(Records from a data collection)
○ ○ ○ ○ ○

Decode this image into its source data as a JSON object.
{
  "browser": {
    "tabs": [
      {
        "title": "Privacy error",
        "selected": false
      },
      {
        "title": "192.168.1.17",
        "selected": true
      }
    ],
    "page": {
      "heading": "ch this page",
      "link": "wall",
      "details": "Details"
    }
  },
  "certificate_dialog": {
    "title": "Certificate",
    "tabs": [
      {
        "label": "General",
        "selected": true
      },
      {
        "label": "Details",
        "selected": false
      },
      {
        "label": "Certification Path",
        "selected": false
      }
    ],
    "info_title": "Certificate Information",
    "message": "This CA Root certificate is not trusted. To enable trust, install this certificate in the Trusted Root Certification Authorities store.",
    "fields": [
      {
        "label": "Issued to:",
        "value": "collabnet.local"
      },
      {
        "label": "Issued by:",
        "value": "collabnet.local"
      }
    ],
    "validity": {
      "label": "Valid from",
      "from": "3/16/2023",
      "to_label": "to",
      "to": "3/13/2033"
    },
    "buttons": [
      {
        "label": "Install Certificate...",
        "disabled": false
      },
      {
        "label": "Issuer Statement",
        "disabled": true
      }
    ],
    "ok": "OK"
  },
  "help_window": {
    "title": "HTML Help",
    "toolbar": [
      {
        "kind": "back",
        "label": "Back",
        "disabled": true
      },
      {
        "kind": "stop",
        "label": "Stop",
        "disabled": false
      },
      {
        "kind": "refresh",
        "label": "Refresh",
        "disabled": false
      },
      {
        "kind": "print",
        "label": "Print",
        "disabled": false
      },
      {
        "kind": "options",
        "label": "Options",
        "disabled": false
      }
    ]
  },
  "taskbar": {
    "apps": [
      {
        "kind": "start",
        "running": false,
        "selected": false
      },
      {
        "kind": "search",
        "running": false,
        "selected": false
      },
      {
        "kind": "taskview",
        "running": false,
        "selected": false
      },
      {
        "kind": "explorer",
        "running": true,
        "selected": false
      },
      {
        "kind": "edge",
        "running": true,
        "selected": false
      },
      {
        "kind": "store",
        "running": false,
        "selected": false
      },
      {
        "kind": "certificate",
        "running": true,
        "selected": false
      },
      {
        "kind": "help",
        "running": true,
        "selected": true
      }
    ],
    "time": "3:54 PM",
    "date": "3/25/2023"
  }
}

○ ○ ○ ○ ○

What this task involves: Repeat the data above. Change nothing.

Task answer:
Decode this image into its source data as a JSON object.
{
  "browser": {
    "tabs": [
      {
        "title": "Privacy error",
        "selected": false
      },
      {
        "title": "192.168.1.17",
        "selected": true
      }
    ],
    "page": {
      "heading": "ch this page",
      "link": "wall",
      "details": "Details"
    }
  },
  "certificate_dialog": {
    "title": "Certificate",
    "tabs": [
      {
        "label": "General",
        "selected": true
      },
      {
        "label": "Details",
        "selected": false
      },
      {
        "label": "Certification Path",
        "selected": false
      }
    ],
    "info_title": "Certificate Information",
    "message": "This CA Root certificate is not trusted. To enable trust, install this certificate in the Trusted Root Certification Authorities store.",
    "fields": [
      {
        "label": "Issued to:",
        "value": "collabnet.local"
      },
      {
        "label": "Issued by:",
        "value": "collabnet.local"
      }
    ],
    "validity": {
      "label": "Valid from",
      "from": "3/16/2023",
      "to_label": "to",
      "to": "3/13/2033"
    },
    "buttons": [
      {
        "label": "Install Certificate...",
        "disabled": false
      },
      {
        "label": "Issuer Statement",
        "disabled": true
      }
    ],
    "ok": "OK"
  },
  "help_window": {
    "title": "HTML Help",
    "toolbar": [
      {
        "kind": "back",
        "label": "Back",
        "disabled": true
      },
      {
        "kind": "stop",
        "label": "Stop",
        "disabled": false
      },
      {
        "kind": "refresh",
        "label": "Refresh",
        "disabled": false
      },
      {
        "kind": "print",
        "label": "Print",
        "disabled": false
      },
      {
        "kind": "options",
        "label": "Options",
        "disabled": false
      }
    ]
  },
  "taskbar": {
    "apps": [
      {
        "kind": "start",
        "running": false,
        "selected": false
      },
      {
        "kind": "search",
        "running": false,
        "selected": false
      },
      {
        "kind": "taskview",
        "running": false,
        "selected": false
      },
      {
        "kind": "explorer",
        "running": true,
        "selected": false
      },
      {
        "kind": "edge",
        "running": true,
        "selected": false
      },
      {
        "kind": "store",
        "running": false,
        "selected": false
      },
      {
        "kind": "certificate",
        "running": true,
        "selected": false
      },
      {
        "kind": "help",
        "running": true,
        "selected": true
      }
    ],
    "time": "3:54 PM",
    "date": "3/25/2023"
  }
}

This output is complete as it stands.